(TASK DIRECTIONS): Each line in the listing below that contains "Framework" should be returned.

(MATERIALS PROVIDED):
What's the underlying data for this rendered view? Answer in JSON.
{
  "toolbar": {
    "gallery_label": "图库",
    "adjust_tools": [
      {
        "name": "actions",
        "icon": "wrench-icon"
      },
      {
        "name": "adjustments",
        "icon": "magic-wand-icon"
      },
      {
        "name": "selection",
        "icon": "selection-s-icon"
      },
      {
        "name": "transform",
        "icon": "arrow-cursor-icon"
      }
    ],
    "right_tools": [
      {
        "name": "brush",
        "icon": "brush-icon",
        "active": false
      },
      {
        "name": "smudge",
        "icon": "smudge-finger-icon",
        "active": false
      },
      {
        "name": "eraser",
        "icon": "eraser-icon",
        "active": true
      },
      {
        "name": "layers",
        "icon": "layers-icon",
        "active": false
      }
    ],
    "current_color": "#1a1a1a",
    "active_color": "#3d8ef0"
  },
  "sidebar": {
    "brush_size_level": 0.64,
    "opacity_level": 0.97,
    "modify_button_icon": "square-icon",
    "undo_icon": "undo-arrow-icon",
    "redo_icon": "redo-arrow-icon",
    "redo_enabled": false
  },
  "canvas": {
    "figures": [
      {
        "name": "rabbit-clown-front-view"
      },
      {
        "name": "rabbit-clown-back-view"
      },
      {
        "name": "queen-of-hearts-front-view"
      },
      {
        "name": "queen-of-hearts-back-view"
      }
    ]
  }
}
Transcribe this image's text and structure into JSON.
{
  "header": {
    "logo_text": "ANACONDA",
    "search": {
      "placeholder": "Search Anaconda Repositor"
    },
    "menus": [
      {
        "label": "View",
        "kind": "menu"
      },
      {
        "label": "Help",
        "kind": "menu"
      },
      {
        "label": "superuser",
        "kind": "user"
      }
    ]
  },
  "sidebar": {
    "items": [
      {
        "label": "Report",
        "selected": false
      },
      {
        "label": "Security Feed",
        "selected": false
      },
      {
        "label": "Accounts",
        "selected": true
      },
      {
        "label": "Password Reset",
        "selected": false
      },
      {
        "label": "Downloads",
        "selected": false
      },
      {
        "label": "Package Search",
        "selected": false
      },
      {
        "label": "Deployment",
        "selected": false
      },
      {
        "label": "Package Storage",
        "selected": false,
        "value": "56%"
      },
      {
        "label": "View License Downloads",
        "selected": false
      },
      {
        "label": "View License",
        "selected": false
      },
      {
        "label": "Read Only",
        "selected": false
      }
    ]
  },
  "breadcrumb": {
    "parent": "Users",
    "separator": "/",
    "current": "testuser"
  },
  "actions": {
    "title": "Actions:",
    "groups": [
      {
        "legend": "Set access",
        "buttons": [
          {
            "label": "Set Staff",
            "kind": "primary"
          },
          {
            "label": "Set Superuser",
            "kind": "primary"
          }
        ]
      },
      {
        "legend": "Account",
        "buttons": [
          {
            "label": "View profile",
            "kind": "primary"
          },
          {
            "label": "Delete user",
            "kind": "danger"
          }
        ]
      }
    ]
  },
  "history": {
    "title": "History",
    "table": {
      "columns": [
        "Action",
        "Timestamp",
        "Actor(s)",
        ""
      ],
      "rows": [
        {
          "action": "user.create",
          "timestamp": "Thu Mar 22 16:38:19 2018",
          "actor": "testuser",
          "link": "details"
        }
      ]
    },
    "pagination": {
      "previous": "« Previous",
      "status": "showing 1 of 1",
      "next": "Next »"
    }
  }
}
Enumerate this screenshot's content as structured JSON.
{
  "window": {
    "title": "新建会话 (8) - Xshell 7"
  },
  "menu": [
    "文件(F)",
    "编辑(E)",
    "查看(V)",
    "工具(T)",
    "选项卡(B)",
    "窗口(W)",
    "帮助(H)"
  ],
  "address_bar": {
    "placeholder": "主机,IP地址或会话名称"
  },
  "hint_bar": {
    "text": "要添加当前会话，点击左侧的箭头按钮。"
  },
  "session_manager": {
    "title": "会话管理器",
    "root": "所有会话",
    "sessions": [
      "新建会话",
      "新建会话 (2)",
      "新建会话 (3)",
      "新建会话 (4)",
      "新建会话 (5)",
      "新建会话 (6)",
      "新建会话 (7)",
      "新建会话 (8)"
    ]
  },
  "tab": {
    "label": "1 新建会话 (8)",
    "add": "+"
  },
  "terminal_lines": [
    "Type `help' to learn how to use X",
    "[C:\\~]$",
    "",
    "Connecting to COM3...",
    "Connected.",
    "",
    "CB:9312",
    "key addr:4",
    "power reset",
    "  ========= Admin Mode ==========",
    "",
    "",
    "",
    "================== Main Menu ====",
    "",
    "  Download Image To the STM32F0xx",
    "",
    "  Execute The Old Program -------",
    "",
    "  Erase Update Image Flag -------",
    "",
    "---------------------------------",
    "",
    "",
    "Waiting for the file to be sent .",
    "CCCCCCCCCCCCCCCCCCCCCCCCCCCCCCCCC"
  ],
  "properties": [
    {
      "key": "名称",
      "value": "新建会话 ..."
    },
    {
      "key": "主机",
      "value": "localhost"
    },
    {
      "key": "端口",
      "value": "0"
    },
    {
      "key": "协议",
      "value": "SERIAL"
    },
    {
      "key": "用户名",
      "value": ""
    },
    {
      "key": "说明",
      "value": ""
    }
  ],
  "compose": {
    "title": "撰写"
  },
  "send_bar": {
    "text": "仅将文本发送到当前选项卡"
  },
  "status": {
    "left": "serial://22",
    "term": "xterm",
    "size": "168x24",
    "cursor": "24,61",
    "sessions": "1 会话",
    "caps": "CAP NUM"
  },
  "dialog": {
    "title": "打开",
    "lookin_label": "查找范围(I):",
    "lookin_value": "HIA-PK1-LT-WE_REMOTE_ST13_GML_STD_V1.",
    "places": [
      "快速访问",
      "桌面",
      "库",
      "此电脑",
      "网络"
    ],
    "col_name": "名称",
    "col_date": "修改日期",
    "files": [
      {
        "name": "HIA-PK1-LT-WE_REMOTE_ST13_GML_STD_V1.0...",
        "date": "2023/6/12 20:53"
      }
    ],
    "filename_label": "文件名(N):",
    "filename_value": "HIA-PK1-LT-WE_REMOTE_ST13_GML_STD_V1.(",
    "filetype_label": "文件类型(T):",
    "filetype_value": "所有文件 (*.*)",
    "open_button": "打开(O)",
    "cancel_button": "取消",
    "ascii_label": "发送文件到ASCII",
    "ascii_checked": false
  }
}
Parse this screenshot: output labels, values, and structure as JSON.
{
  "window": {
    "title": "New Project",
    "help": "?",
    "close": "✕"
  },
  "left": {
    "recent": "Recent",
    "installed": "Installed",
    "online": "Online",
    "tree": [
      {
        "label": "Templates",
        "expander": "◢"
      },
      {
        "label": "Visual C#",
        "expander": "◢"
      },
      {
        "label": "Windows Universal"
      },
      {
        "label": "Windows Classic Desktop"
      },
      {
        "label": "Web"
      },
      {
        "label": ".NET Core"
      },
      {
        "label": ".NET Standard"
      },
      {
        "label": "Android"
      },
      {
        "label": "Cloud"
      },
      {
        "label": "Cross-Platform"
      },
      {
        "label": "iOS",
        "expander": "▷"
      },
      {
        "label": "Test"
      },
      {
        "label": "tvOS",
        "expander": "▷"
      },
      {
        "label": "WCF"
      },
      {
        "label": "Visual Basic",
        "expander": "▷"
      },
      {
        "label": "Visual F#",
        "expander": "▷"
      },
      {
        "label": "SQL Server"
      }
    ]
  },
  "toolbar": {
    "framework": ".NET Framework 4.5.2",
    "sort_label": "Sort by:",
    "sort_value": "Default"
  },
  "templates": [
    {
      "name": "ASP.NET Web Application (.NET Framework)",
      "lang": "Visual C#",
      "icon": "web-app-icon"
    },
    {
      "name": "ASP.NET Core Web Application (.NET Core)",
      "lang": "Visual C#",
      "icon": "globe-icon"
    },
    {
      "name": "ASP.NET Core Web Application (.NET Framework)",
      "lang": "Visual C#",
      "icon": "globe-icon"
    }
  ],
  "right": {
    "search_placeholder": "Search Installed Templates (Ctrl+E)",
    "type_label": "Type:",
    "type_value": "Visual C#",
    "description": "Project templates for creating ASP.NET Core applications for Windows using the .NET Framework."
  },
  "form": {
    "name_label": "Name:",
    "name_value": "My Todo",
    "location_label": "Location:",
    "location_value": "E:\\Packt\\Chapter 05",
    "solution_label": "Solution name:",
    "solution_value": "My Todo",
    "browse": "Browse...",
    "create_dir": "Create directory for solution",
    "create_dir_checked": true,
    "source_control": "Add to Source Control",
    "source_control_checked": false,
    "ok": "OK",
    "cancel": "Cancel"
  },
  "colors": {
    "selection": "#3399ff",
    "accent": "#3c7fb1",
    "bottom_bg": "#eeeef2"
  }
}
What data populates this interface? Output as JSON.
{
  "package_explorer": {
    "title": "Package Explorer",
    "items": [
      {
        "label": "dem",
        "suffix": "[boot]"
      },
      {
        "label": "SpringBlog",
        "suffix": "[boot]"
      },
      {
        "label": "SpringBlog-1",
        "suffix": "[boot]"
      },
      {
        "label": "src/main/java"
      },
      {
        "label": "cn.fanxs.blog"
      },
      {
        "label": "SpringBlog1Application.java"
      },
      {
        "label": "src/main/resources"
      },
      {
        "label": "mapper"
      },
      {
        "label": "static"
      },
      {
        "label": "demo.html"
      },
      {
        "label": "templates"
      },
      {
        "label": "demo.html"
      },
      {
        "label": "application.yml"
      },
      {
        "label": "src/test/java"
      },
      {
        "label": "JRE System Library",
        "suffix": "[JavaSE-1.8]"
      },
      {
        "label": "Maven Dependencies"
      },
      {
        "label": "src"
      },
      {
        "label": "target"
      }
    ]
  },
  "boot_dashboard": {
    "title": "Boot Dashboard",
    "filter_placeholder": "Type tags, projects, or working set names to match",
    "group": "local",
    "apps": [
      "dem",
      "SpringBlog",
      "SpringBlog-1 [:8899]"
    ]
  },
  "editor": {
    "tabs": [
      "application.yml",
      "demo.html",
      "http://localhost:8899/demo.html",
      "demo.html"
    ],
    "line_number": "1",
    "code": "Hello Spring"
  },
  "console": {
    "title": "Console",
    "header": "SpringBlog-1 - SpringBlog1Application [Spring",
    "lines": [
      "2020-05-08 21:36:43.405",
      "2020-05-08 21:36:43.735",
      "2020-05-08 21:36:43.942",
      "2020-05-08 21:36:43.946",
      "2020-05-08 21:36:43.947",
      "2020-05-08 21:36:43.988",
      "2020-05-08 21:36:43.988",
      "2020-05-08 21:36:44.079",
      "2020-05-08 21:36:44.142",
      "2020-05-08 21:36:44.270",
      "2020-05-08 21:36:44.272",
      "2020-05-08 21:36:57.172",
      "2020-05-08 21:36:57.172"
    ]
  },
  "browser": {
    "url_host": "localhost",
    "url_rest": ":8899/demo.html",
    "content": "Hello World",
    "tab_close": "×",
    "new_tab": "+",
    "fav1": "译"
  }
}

(COMPLETED EXERCISE):
    "framework": ".NET Framework 4.5.2",
      "name": "ASP.NET Web Application (.NET Framework)",
      "name": "ASP.NET Core Web Application (.NET Framework)",
    "description": "Project templates for creating ASP.NET Core applications for Windows using the .NET Framework."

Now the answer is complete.